No, not my age but my count from the garden for “the number of different species seen or heard in the wild, in Britain, between 00.00 on 25th December (i.e. midnight on Christmas Eve) and 24.00 on 1st January (i.e midnight at the end of New Year's Day). Escapes, cagebirds, birds in a zoo, the Christmas turkey do not count - everything else does” as challenged by Border Reiver at Quicksilverbirds. Mm… I missed the part about being heard although my experience in identifying a bird by its call is seriously minimal! However, I was delighted that the wren made an appearance in the time slot and again today.
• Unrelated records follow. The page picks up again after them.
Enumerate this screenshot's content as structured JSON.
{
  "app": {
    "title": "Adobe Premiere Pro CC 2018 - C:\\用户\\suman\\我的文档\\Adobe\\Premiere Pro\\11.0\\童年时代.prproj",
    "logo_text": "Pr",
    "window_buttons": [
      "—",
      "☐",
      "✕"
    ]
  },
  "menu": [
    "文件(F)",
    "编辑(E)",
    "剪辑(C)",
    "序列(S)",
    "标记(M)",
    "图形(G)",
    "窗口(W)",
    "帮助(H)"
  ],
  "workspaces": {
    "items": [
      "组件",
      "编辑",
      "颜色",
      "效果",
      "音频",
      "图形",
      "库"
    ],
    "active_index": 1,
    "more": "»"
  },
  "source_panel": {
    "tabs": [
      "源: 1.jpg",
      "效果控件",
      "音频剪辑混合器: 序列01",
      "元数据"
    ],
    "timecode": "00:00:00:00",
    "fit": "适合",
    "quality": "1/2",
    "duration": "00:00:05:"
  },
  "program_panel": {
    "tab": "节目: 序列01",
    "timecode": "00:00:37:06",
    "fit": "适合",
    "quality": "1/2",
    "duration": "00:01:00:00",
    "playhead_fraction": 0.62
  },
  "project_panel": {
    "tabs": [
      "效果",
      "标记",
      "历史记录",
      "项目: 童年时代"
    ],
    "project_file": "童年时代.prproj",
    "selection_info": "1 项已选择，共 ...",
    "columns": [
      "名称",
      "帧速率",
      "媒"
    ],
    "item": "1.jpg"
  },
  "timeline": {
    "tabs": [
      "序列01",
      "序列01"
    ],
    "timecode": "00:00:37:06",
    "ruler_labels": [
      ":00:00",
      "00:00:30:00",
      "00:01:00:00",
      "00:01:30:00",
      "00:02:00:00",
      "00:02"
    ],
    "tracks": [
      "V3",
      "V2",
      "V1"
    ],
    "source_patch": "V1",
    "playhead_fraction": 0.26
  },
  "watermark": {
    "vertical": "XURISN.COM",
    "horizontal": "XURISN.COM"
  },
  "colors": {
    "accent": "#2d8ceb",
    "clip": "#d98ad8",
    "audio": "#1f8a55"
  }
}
The tiny Wren’s appearance around my pond this morning has given a wonderful start for bird photos from my garden in 2009! I know they aren’t as sharp as they could have been. My camera had been on my tripod and I had been experimenting with a faster ISO setting (1600) as it was dark in this area earlier on and when the wren came along I forgot to change it I just started snapping. All the photos below were taken through my window.

The wren was so fast that to be completely honest when I finished taking my photos I actually felt a little dizzy! Oh… but even though they aren’t the best shots I am thrilled with them as they completely show the wonderful hide and seek character of this delightful little bird. It hides from us and it seeks out the insects around the waters edge of the pond.

Sorry… I was posting on my bird species count. Okay, in my garden I saw:

Blue tit, Great tit, Coal tit, Long-tailed tit
Chaffinch, Greenfinch, Goldfinch, Siskin
Blackbird, Robin, Dunnock, Wren
House sparrow, Starling, Collared Dove, Woodpigeon
Sparrowhawk, Jackdaw (Total 18)

Flying over the garden Herring gulls, Rooks and Pink footed geese were seen. We also saw one of the biggest flocks of Jackdaws I have ever seen (25-30) and one also made it into the garden staking out the peanut feeders! So the ‘from the garden’ count ended at 21.

I haven’t been out and about much over the Christmas period but one trip out saw a Buzzard on a tree over looking a busy road and large flocks of both Pink footed and Graylag geese were seen in fields with smaller flocks of pheasants in other fields more into the countryside. Not sure if we saw partridges too so won’t count them. So ‘out of the garden’ my brief trip took in 4 more species just by looking out the car window.

Final tally for my contribution to the Quicksilver Christmas Challenge is 25. Now this number is a fraction of the 90 that Border counted but as he said in his posting it really is the taking part that counts! To see other results (or add your own) go to the link above. I am more than happy with my count as I really am in no way what you’d call a birder and I’ll be completely honest and say that pre-blog I probably could only have identified only half the birds in my count and probably missed seeing some completely. Now… that is a result!

P.S. Border has just left me a comment suggesting
that if anyone who visits/comments here wishes to send him a submission, from anywhere in the World, he’d be glad to add these to the report. The more the merrier! I know I have recently discovered some new bird and nature blogs perhaps they might like to join in too. You can leave a comment on this posting. I have to be honest and say I love to read the lists and see photos of birds from outside the UK too. Sorry… perhaps I should have extended this invitation to you all earlier. Oops.

The photos above were taken in my garden on January 2nd 2009.